::: Entries shown :::
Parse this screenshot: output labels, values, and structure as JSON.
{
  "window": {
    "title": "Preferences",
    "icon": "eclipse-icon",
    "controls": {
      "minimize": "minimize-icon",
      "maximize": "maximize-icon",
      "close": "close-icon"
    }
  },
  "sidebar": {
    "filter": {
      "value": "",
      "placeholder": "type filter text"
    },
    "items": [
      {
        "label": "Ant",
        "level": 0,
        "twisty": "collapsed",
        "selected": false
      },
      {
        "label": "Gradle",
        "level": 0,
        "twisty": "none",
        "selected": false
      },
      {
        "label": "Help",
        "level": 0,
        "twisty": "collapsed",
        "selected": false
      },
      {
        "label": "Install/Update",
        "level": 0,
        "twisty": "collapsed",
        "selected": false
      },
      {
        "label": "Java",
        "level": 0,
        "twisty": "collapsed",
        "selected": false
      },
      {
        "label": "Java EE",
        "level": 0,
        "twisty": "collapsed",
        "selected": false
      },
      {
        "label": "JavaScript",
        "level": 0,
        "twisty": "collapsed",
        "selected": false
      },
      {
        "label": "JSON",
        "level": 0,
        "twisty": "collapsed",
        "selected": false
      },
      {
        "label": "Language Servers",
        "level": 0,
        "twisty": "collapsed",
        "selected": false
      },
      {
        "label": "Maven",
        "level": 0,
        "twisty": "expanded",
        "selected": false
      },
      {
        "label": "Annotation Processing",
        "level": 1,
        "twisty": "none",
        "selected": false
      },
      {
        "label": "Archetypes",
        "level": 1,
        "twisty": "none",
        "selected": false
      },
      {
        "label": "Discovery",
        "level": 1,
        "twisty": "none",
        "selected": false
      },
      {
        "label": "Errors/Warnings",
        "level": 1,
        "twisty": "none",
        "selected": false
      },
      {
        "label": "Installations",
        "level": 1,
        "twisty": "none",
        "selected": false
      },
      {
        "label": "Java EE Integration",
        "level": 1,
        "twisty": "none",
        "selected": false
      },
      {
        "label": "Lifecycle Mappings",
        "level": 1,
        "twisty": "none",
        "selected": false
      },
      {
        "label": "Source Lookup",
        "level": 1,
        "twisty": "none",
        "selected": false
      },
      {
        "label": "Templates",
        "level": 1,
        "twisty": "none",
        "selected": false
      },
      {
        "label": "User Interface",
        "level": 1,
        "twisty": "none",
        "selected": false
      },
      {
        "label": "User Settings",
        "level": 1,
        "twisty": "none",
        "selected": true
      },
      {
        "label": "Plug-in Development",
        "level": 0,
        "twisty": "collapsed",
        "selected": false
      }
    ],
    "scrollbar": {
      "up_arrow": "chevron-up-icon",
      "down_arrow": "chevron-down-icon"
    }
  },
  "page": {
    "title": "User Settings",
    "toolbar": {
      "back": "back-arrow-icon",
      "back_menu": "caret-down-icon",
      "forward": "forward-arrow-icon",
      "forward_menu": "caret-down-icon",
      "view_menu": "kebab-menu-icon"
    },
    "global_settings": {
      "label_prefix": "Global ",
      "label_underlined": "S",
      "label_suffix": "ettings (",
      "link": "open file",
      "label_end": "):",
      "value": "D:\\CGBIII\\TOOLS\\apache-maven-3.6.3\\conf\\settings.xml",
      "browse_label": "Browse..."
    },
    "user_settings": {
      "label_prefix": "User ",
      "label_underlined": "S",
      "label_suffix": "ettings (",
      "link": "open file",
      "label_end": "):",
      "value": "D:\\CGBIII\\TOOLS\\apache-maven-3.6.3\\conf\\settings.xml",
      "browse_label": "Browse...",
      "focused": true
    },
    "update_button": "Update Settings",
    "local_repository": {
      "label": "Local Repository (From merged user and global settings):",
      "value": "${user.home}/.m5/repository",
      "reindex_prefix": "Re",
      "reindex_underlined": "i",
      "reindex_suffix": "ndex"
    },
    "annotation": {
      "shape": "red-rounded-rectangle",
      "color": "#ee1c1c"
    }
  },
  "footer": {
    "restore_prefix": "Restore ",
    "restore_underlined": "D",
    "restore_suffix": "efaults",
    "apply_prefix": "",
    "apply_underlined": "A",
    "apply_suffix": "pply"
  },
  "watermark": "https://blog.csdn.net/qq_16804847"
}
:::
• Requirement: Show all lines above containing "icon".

• Expected answer:
    "icon": "eclipse-icon",
      "minimize": "minimize-icon",
      "maximize": "maximize-icon",
      "close": "close-icon"
      "up_arrow": "chevron-up-icon",
      "down_arrow": "chevron-down-icon"
      "back": "back-arrow-icon",
      "back_menu": "caret-down-icon",
      "forward": "forward-arrow-icon",
      "forward_menu": "caret-down-icon",
      "view_menu": "kebab-menu-icon"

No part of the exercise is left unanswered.